In the Global South-Africa, Latin America and Asia-Christianity is booming, so much so that in the next 50 years, the area could eclipse the West as the current spiritual home of Christianity, according to the Christian Post.
Just a century ago, the Global North (North America, Europe, Australia, Japan and New Zealand) contained more than four times as many Christians as the Global South, according to a Pew Forum study. Today, more than 1.3 billion Christians live in the Global South (61 percent), compared with about 860 million in the Global North.
Although Europe and the Americas still are home to a majority of the world's Christians at 63 percent, that share is much lower than it was in 1910 when it was 93 percent. Further, the proportion of Christian Europeans and Americans dropped from 95 percent in 1910 to 76 percent in 2010 in Europe as a whole and from 96 percent to 86 percent in the Americas as a whole.
Interestingly, the Middle East and North Africa --the region where Christianity originally began- now has both the lowest concentration of Christians (about four percent of the region's population) and the smallest number of Christians (about 13 million) of any major geographic region.
While the Global North is becoming more religiously diverse, many countries in the Global South are actually becoming less so as Christianity and Islam emerge as the preeminent religions, according to a 2013 report by the Center for the Study of Global Christianity.
In 2020, the Center for the Study of Global Christianity predicts that South America will have the largest share of Christians worldwide and Eastern Africa will surpass North America as home to the second-largest Christian population.
Mark Hutchinson, the chairman of the church history department at Southern Cross College in Australia, believes Christianity is spreading in unexpected ways in the Global South, he told the Christian Post.
"What many pundits thought was the death of the church in the 1960s through secularization was really its relocation and rebirth into the rest of the world," Hutchinson said.
That phenomenon can be seen in Africa, where the Christian population increased by 37 percent between 1900 and 2010, according to information from the World Christian Database.

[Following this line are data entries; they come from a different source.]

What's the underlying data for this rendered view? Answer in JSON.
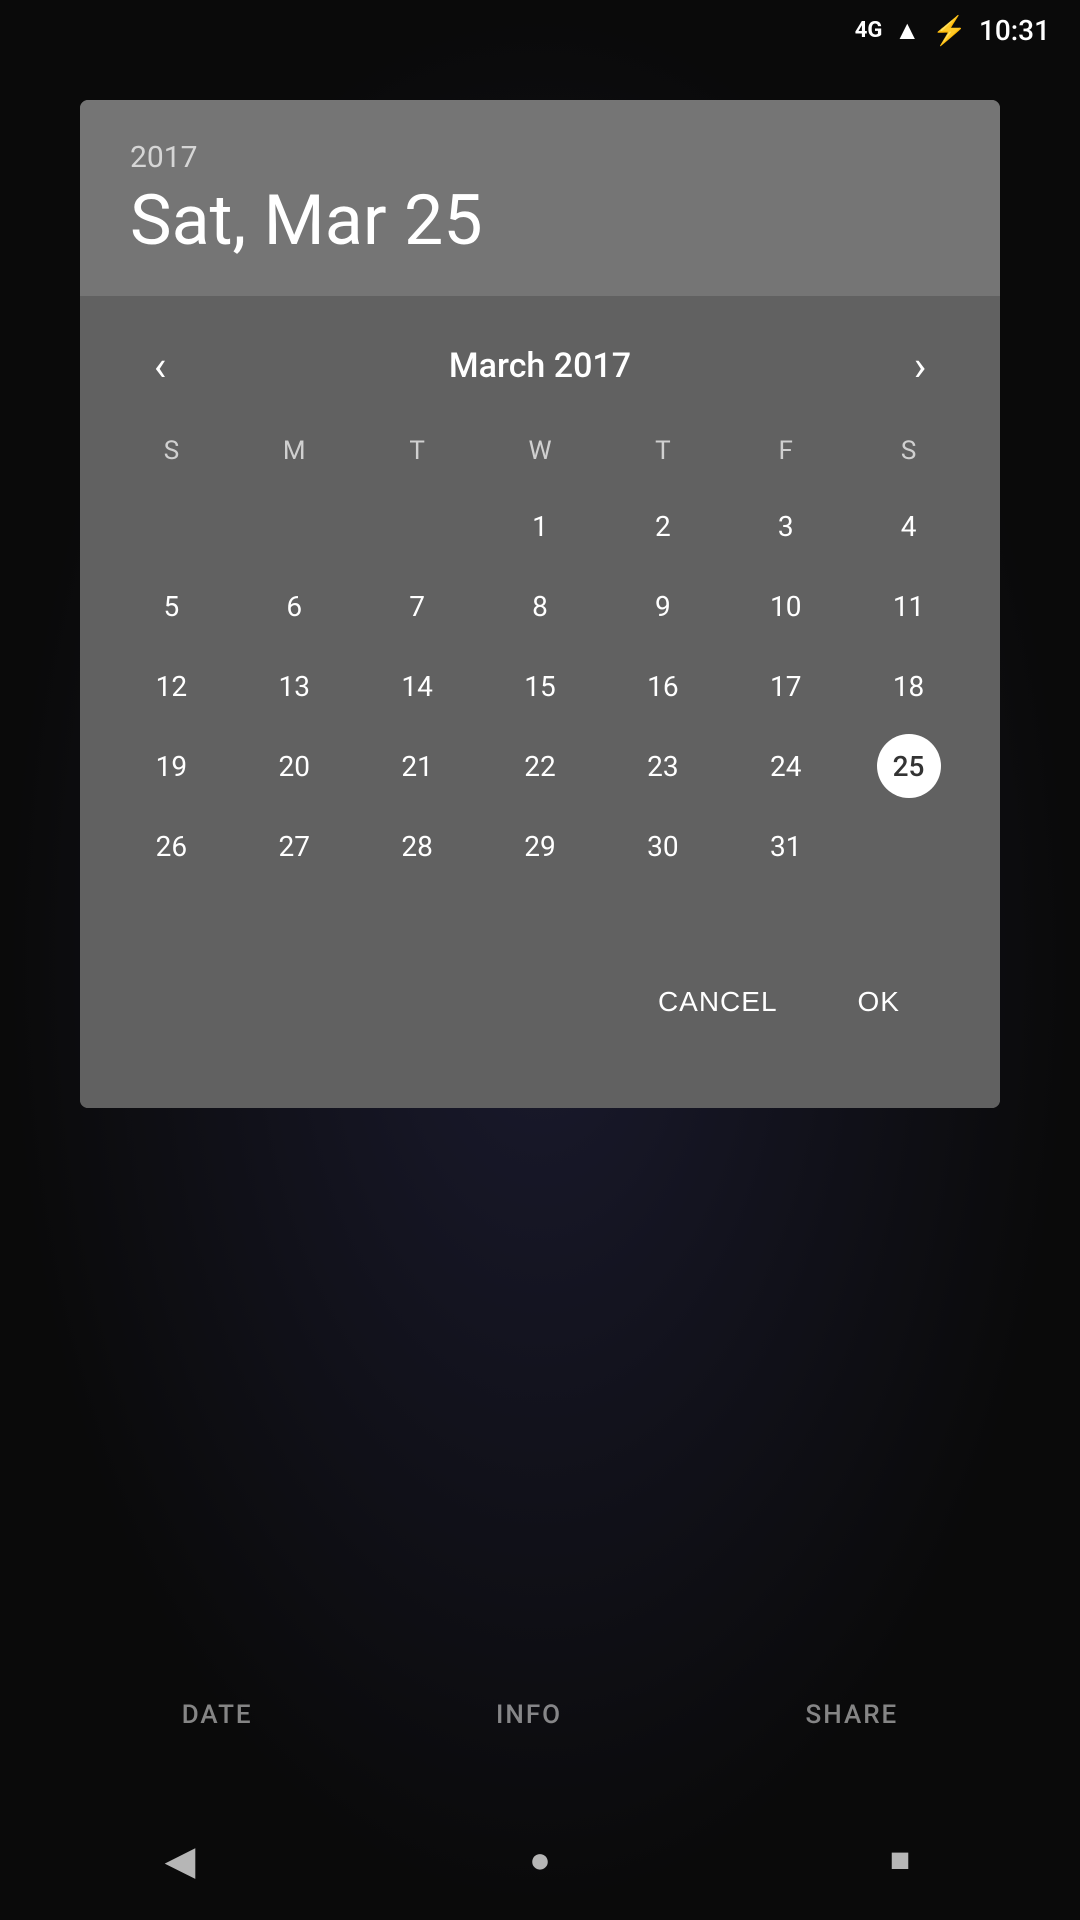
{
  "statusBar": {
    "network": "4G",
    "time": "10:31"
  },
  "dialog": {
    "year": "2017",
    "selectedDate": "Sat, Mar 25",
    "monthYear": "March 2017",
    "selectedDay": 25
  },
  "calendar": {
    "dayHeaders": [
      "S",
      "M",
      "T",
      "W",
      "T",
      "F",
      "S"
    ],
    "weeks": [
      [
        null,
        null,
        null,
        1,
        2,
        3,
        4
      ],
      [
        5,
        6,
        7,
        8,
        9,
        10,
        11
      ],
      [
        12,
        13,
        14,
        15,
        16,
        17,
        18
      ],
      [
        19,
        20,
        21,
        22,
        23,
        24,
        25
      ],
      [
        26,
        27,
        28,
        29,
        30,
        31,
        null
      ]
    ]
  },
  "buttons": {
    "cancel": "CANCEL",
    "ok": "OK"
  },
  "bottomTabs": {
    "date": "DATE",
    "info": "INFO",
    "share": "SHARE"
  },
  "nav": {
    "back": "◀",
    "home": "●",
    "recent": "■"
  }
}
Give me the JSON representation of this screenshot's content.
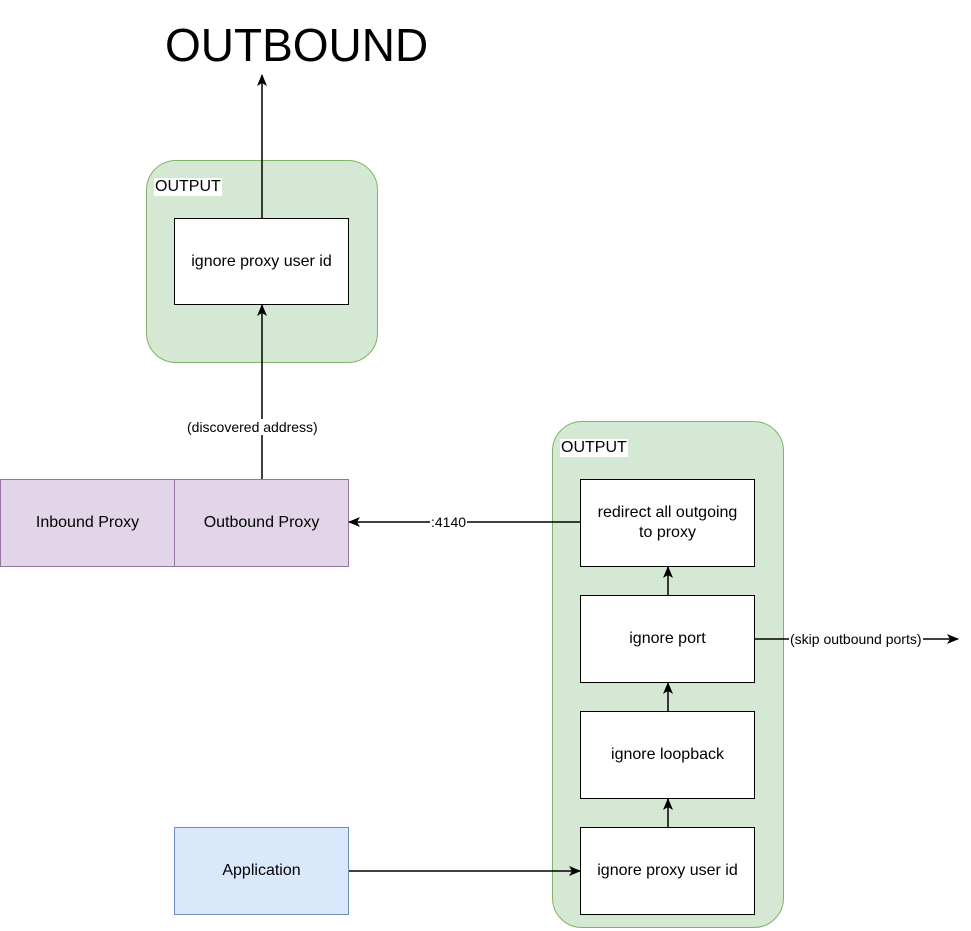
{
  "title": "OUTBOUND",
  "top_group": {
    "label": "OUTPUT",
    "nodes": [
      {
        "label": "ignore proxy user id"
      }
    ]
  },
  "proxies": {
    "inbound": "Inbound Proxy",
    "outbound": "Outbound Proxy"
  },
  "right_group": {
    "label": "OUTPUT",
    "nodes": [
      {
        "label": "redirect all outgoing to proxy"
      },
      {
        "label": "ignore port"
      },
      {
        "label": "ignore loopback"
      },
      {
        "label": "ignore proxy user id"
      }
    ]
  },
  "application": "Application",
  "edge_labels": {
    "discovered": "(discovered address)",
    "port": ":4140",
    "skip": "(skip outbound ports)"
  },
  "colors": {
    "group_fill": "#d5e8d4",
    "group_stroke": "#82b366",
    "proxy_fill": "#e1d5e7",
    "proxy_stroke": "#9673a6",
    "app_fill": "#dae8fc",
    "app_stroke": "#6c8ebf"
  }
}
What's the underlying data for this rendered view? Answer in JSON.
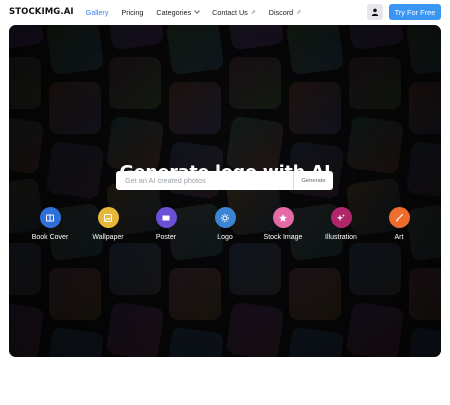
{
  "header": {
    "logo": "STOCKIMG.AI",
    "nav": [
      {
        "label": "Gallery",
        "active": true
      },
      {
        "label": "Pricing"
      },
      {
        "label": "Categories",
        "dropdown": true
      },
      {
        "label": "Contact Us",
        "external": true
      },
      {
        "label": "Discord",
        "external": true
      }
    ],
    "cta_label": "Try For Free",
    "user_icon": "user-icon"
  },
  "hero": {
    "title": "Generate logo with AI",
    "search_placeholder": "Get an AI created photos",
    "generate_label": "Generate"
  },
  "categories": [
    {
      "label": "Book Cover",
      "icon": "book-icon",
      "color": "#2f6fd8"
    },
    {
      "label": "Wallpaper",
      "icon": "wallpaper-icon",
      "color": "#e7b73a"
    },
    {
      "label": "Poster",
      "icon": "poster-icon",
      "color": "#6b4fd6"
    },
    {
      "label": "Logo",
      "icon": "logo-icon",
      "color": "#3d84d4"
    },
    {
      "label": "Stock Image",
      "icon": "star-icon",
      "color": "#e46aa6"
    },
    {
      "label": "Illustration",
      "icon": "sparkles-icon",
      "color": "#b0266a"
    },
    {
      "label": "Art",
      "icon": "brush-icon",
      "color": "#ee6c2d"
    }
  ],
  "colors": {
    "accent": "#3b95f2",
    "active_nav": "#3b82f6",
    "hero_bg": "#0b0b0d"
  }
}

As part of the Global South, China has the third highest number of Christians in the world (following the United States and Brazil), and its Christian population is continuing to rise, reported the Christian Science Monitor. Last summer, China's religious affairs chief said 500,000 Christians are baptized each year in the country.
In addition, a joint study by Baylor University in Waco, Tex., and Peking University in Beijing, estimated that there are now about 70 million Christians over age 16 in China, according to the Christian Science Monitor. Put into perspective, there are 83 million Chinese people with Communist Party membership in the country.
If the high growth rate continues, the Center for the Study of Global Christianity predicts China may become the country with the world's most Christians by 2030.
Although secularism is one reason for Christianity's decline in the West, Gene Edward Veith, culture critic for World magazine, believes the problem is directly attributable to the theological liberalism of the once-powerful state churches, the Christian Post reported.
In addition, although it might be an odd idea for many Americans and Europeans to consider, Veith contemplates about the future possibility of non-white missionaries showing up on Western shores.
"What we need now (in the West) are missionaries from Africa to convert the heathen in Europe and America"